The GPR team have now covered quite a large area of the town!  Remember that they have to walk four times the distance to cover the same area as the mag, but have the advantage of being able to create images at different depths.

The extent of the GPR survey after day 31.

The extent of the GPR survey after day 31.

The Earth Resistance survey managed four grid squares today after the rain made it possible to take readings at all!

The earth resistance survey after day 31.

The earth resistance survey after day 31.

The res has picked up some more details of the Insula XVI temple.  Unfortunately, the trick of spreading the remote probes widely apart to avoid problems with grid matching has finally failed.  We did not have enough rain to change the moisture levels at 50–75cm down, so I am not entirely sure why this is the case.  Perhaps some current leaks through the grass?  I’ll have to investigate.

The weather forecast is better for tomorrow and so we will be out again in force.

Watling Street

Firstly, apologies to those who turned-up and found themselves unemployed. With ground conditions difficult for the resistance meter, we just couldn’t run all three machines. Thank you for being so understanding.  Looks like it will rain most of tomorrow, so hopefully we can press-on with the resistance survey on Saturday.
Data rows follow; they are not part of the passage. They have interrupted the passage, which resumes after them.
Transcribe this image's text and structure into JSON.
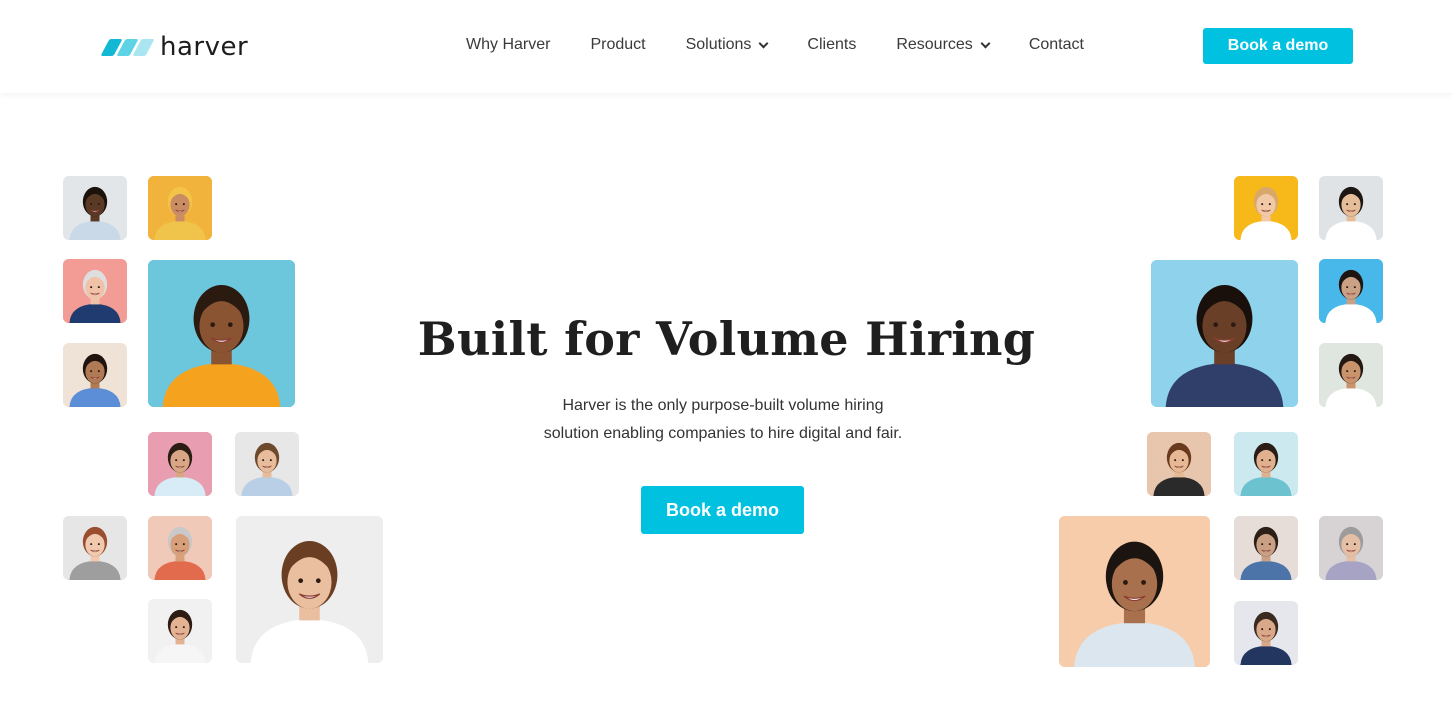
{
  "header": {
    "logo": {
      "text": "harver",
      "mark_colors": [
        "#12b8d4",
        "#5fd3e6",
        "#a9e6f1"
      ]
    },
    "nav": [
      {
        "label": "Why Harver",
        "has_dropdown": false
      },
      {
        "label": "Product",
        "has_dropdown": false
      },
      {
        "label": "Solutions",
        "has_dropdown": true
      },
      {
        "label": "Clients",
        "has_dropdown": false
      },
      {
        "label": "Resources",
        "has_dropdown": true
      },
      {
        "label": "Contact",
        "has_dropdown": false
      }
    ],
    "cta_label": "Book a demo"
  },
  "hero": {
    "title": "Built for Volume Hiring",
    "subtitle_lines": [
      "Harver is the only purpose-built volume hiring",
      "solution enabling companies to hire digital and fair."
    ],
    "cta_label": "Book a demo"
  },
  "colors": {
    "accent": "#00c2e0",
    "text": "#1f1f1f"
  },
  "portraits": [
    {
      "bg": "#e3e6e9",
      "skin": "#5a3a25",
      "hair": "#1b120c",
      "shirt": "#c9d9e8"
    },
    {
      "bg": "#f2b33d",
      "skin": "#c98c63",
      "hair": "#f3c447",
      "shirt": "#f0c44a"
    },
    {
      "bg": "#f39b95",
      "skin": "#f0c2a8",
      "hair": "#dedede",
      "shirt": "#1f3b6f"
    },
    {
      "bg": "#6cc6dc",
      "skin": "#8a5433",
      "hair": "#2a1a10",
      "shirt": "#f5a21e"
    },
    {
      "bg": "#efe2d6",
      "skin": "#b07a55",
      "hair": "#1e140d",
      "shirt": "#5b8ed6"
    },
    {
      "bg": "#e99db0",
      "skin": "#d9a685",
      "hair": "#2a1d15",
      "shirt": "#d7ecf6"
    },
    {
      "bg": "#e7e7e7",
      "skin": "#e6bc9c",
      "hair": "#6e4a2c",
      "shirt": "#b9cfe6"
    },
    {
      "bg": "#e6e6e6",
      "skin": "#f0c9ae",
      "hair": "#9a4e2f",
      "shirt": "#9e9e9e"
    },
    {
      "bg": "#f1c9b8",
      "skin": "#d8a07a",
      "hair": "#c9c9c9",
      "shirt": "#e26b4e"
    },
    {
      "bg": "#f1f1f1",
      "skin": "#e3b293",
      "hair": "#2c1c14",
      "shirt": "#f6f6f6"
    },
    {
      "bg": "#eeeeee",
      "skin": "#e9bf9f",
      "hair": "#6a3e23",
      "shirt": "#ffffff"
    },
    {
      "bg": "#f7b81a",
      "skin": "#f1c9a6",
      "hair": "#d7a86a",
      "shirt": "#ffffff"
    },
    {
      "bg": "#dfe3e6",
      "skin": "#e5bd99",
      "hair": "#1d1714",
      "shirt": "#ffffff"
    },
    {
      "bg": "#8ed2ec",
      "skin": "#6a3f27",
      "hair": "#1a100b",
      "shirt": "#2f3f6a"
    },
    {
      "bg": "#48b8ea",
      "skin": "#caa184",
      "hair": "#1f1510",
      "shirt": "#ffffff"
    },
    {
      "bg": "#dfe5df",
      "skin": "#c9946c",
      "hair": "#241812",
      "shirt": "#ffffff"
    },
    {
      "bg": "#e8c5ad",
      "skin": "#e7b894",
      "hair": "#6a3a1f",
      "shirt": "#2a2a2a"
    },
    {
      "bg": "#cbe9ef",
      "skin": "#e1b08e",
      "hair": "#2a1d15",
      "shirt": "#6cc2cf"
    },
    {
      "bg": "#f7ccaa",
      "skin": "#a8704c",
      "hair": "#1c1410",
      "shirt": "#dbe6ee"
    },
    {
      "bg": "#e6ddd9",
      "skin": "#caa084",
      "hair": "#2b1f18",
      "shirt": "#4d74a8"
    },
    {
      "bg": "#d7d2d4",
      "skin": "#e5bfa5",
      "hair": "#9c9c9c",
      "shirt": "#a7a3c4"
    },
    {
      "bg": "#e5e7ec",
      "skin": "#d8a888",
      "hair": "#3a2a20",
      "shirt": "#23365f"
    }
  ]
}
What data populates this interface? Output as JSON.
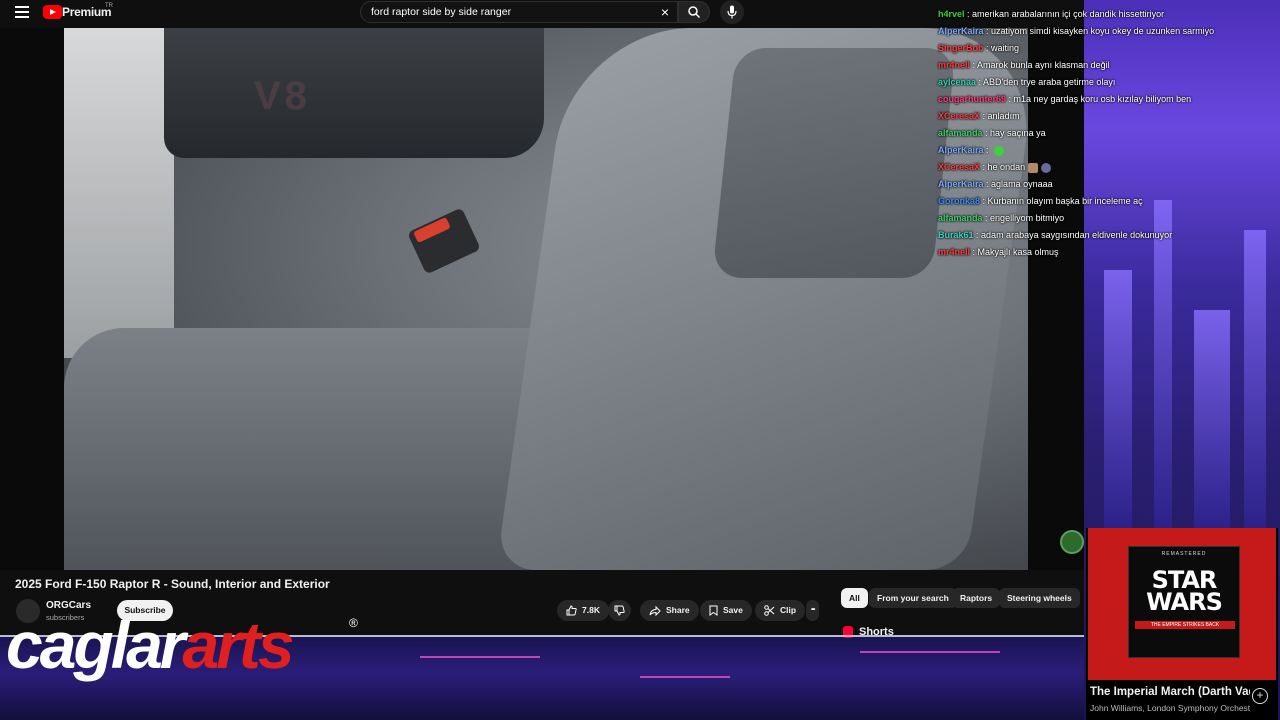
{
  "topbar": {
    "brand": "Premium",
    "brand_sup": "TR",
    "search_query": "ford raptor side by side ranger",
    "clear_icon": "×"
  },
  "video": {
    "overlay_text": "V8"
  },
  "chat": [
    {
      "user": "h4rvel",
      "user_color": "#3ad33a",
      "msg": "amerikan arabalarının içi çok dandik hissettiriyor"
    },
    {
      "user": "AlperKaira",
      "user_color": "#7aa8ff",
      "msg": "uzatiyom simdi kisayken koyu okey de uzunken sarmiyo"
    },
    {
      "user": "SingerBob",
      "user_color": "#ff3b3b",
      "msg": "waiting"
    },
    {
      "user": "mr4nell",
      "user_color": "#ff3b3b",
      "msg": "Amarok bunla aynı klasman değil"
    },
    {
      "user": "aylcenaa",
      "user_color": "#2fd3b0",
      "msg": "ABD'den trye araba getirme olayı"
    },
    {
      "user": "cougarhunter69",
      "user_color": "#ff3b7a",
      "msg": "m1a ney gardaş koru osb kızılay biliyom ben"
    },
    {
      "user": "XCeresaX",
      "user_color": "#ff3b3b",
      "msg": "anladım"
    },
    {
      "user": "alfamanda",
      "user_color": "#3ad36a",
      "msg": "hay saçına ya"
    },
    {
      "user": "AlperKaira",
      "user_color": "#7aa8ff",
      "msg": ""
    },
    {
      "user": "XCeresaX",
      "user_color": "#ff3b3b",
      "msg": "he ondan"
    },
    {
      "user": "AlperKaira",
      "user_color": "#7aa8ff",
      "msg": "aglama oynaaa"
    },
    {
      "user": "Goronka8",
      "user_color": "#3a8cff",
      "msg": "Kurbanın olayım başka bir inceleme aç"
    },
    {
      "user": "alfamanda",
      "user_color": "#3ad36a",
      "msg": "engelliyom bitmiyo"
    },
    {
      "user": "Burak61",
      "user_color": "#3ad3c0",
      "msg": "adam arabaya saygısından eldivenle dokunuyor"
    },
    {
      "user": "mr4nell",
      "user_color": "#ff3b3b",
      "msg": "Makyajlı kasa olmuş"
    }
  ],
  "below": {
    "title": "2025 Ford F-150 Raptor R - Sound, Interior and Exterior",
    "channel": "ORGCars",
    "subs": "subscribers",
    "subscribe": "Subscribe",
    "likes": "7.8K",
    "share": "Share",
    "save": "Save",
    "clip": "Clip",
    "more": "•••"
  },
  "chips": [
    "All",
    "From your search",
    "Raptors",
    "Steering wheels"
  ],
  "shorts": "Shorts",
  "logo": {
    "white": "caglar",
    "red": "arts",
    "reg": "®"
  },
  "music": {
    "remastered": "REMASTERED",
    "album_title_1": "STAR",
    "album_title_2": "WARS",
    "album_sub": "THE EMPIRE STRIKES BACK",
    "track": "The Imperial March (Darth Vader's Theme)",
    "artist": "John Williams, London Symphony Orchestra"
  }
}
The mag survey in the second field, which I am going to call the macellum field for convenience (it isn’t the field’s real name) is going well.  Firstly, an image of the whole town:

The mag survey of Verulamium.

The mag survey of Verulamium.

My long-held dream of having a complete survey of Verulamium is getting close to becoming a reality!  Thank you everyone.

Looking at the new area in more detail:

The area surveyed on days 29 and 30 in the macellum field.

The area surveyed on days 29 and 30 in the macellum field.

Hopefully, everyone can see the clear linear feature running from the SE to the NW.  This is Watling Street, the main road from London to Chester.  As one might expect just near to the gate (which was robbed and then excavated, and lies in the trees), there appear to be lots of little buildings along the road which show as white lines against the mid-grey background. What is more curious is the rather different look of that background: much less even and more noisy. I’m not sure why, yet.  The field certainly feels different: flatter, slightly different vegetation, and is obviously closer to the river.  Perhaps we have moved from chalk to the river gravels?  I must check the geology map…

The GPR has been doing lots of bitty blocks around the edge of last year’s survey area.  Rather than hold-up the posting of the mag data, I thought I would do the GPR later when I have dropped all the different areas on to Google Earth.

Thanks to everyone who helped today, especially Graeme for acting as my driver and go-fer as I limped around the field  (don’t ask!), and Ruth for helping transport all the equipment.

 

Done it!

The mag team have completed the Theatre Field. Yay!

The mag survey of the theatre field, complete.

The mag survey of the theatre field, complete.

Congratulations everybody.  It is quite an achievement.

A detail of the area surveyed on day 29.

A detail of the area surveyed on day 29.

The detail above shows that the very north end of this field is quite busy.  This is unsurprising being right next to the Chester Gate.  The sinuous ditch, or should we just call it the aqueduct?, leaves the town about 50m away from the gate.  Unfortunately, it goes straight into woodland. Hopefully, we may get a chance one day to look for it the other side of the wall.  Rosalind Niblett traced what she thinks is the aqueduct from aerial photographs all the way the valley to Redbourne.

The mag team also started in the next field, but I’ll report on that when there is a little more completed.  The res team struggled with the hard, dry ground conditions and managed another two grid squares.  We will have to stop doing res until we have had some rain.  There is some forecast tomorrow.  The GPR team also completed two areas.  I wanted to post the completion of the field, so I’ll report on everything else this evening.